This one isn’t really about the gift itself, but how one delivers the gift: include your mailing address in the card. I know that 9 times out of 10 at showers these days, the host or hostess will have you write out a self-addressed envelope, but it doesn’t always work out that way. At my shower, my mom and sister forgot to put the envelopes out, so I didn’t have those handy self-addressed envelopes. Thankfully, our Amazon registry got most of the addresses. But for anyone who didn’t buy a gift off the registry, I had to track down a mailing address for them, which made the already annoying task of doing thank-you notes even more annoying. By including your address with your gift, you’re potentially saving parents a hassle.

So there you have it. My tips that are guaranteed to make you the most popular baby-gift-giver around.***

***I can’t actually guarantee this. But I’m pretty confident that the tips above will help you make your expecting friends very happy.

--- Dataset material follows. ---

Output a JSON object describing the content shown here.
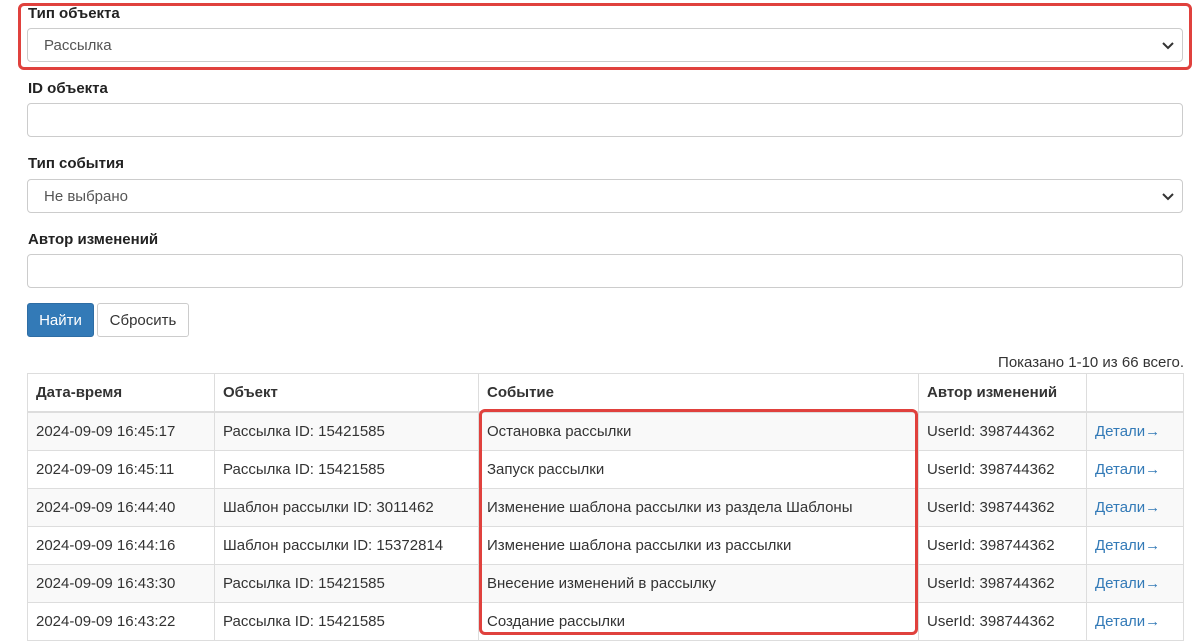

What do you think? Do you agree or disagree with any of my tips? Anything to add?